Music review: Dylan John Thomas, Barrowland, Glasgow
Dylan John Thomas, Barrowland, Glasgow ***
Dylan John Thomas, a former busker from Glasgow, is clearly on the verge of something. To sell out three consecutive nights at the Barrowlands while still being relatively unknown to the public at large is quite an achievement. He’ll be ubiquitous before too long.
And that’s fine. His hooky guitar pop is quite likeable. The kid has a way with a tune, and maybe one day he’ll learn how to write lyrics which don’t rely almost entirely on clichés.
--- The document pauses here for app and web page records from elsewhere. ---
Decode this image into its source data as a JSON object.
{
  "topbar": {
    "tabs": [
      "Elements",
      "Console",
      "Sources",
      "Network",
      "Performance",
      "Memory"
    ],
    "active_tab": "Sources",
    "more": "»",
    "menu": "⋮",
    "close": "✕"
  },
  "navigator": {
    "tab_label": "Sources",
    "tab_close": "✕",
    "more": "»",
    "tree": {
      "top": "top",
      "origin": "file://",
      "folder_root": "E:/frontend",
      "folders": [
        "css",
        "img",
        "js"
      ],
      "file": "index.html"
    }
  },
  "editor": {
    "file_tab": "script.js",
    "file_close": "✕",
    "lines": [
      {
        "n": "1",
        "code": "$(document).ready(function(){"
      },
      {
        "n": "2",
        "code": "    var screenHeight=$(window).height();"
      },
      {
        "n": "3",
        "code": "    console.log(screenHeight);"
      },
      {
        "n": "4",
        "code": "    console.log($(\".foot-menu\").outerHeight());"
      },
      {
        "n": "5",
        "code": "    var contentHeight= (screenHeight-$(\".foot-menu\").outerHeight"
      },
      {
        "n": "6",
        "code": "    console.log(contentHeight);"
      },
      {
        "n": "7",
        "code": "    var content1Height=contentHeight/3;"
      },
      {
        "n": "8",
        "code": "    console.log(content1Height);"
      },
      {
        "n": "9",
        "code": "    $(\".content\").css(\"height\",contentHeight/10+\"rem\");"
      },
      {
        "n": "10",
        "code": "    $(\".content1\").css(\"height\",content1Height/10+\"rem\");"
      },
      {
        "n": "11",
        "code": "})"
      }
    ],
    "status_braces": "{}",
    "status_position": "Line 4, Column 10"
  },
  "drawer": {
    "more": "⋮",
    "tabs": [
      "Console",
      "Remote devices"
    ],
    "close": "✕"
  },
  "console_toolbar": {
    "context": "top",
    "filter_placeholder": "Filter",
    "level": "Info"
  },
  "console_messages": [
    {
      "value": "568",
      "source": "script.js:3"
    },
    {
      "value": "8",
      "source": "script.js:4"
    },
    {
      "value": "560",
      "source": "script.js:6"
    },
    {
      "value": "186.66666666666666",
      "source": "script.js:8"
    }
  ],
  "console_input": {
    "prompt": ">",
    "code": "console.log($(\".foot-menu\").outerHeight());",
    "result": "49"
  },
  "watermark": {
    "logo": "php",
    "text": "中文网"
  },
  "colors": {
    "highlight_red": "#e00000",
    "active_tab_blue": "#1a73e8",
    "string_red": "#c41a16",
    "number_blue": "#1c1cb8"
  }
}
He’s absorbed numerous musical cues from the British kitchen sink likes of Madness, The Kinks and Arctic Monkeys, but their wry wit is conspicuously absent from his embryonic oeuvre. Which rather misses the point of trying to sound like them.
He also has no stage presence whatsoever, but that too may develop in time. In fairness, he was presumably nervous during the first night of this homecoming residency. Every jolt of energy in the room was supplied by the audience, they did all the heavy lifting. Such was their enthusiasm, they even sang along with an uninspired cover of Mamma Mia. Thomas and his fans are presumably too young to know that indie guitar boys covering ABBA songs, no matter how sincerely, was already a tired trope at the turn of the century. It must not be allowed to continue.
Still, I get his appeal. Thomas is the everykid next door who happens to have a talent for writing memorable readymade melodies. He sings in his own accent too. That dour Scottish baritone coupled with his self-evident affection for the quirks (if not the soul) of his influences elevates Thomas way beyond that demon busker Sheeran and his flaccid offspring. Thomas has a hint of grit about him. It’s in there somewhere.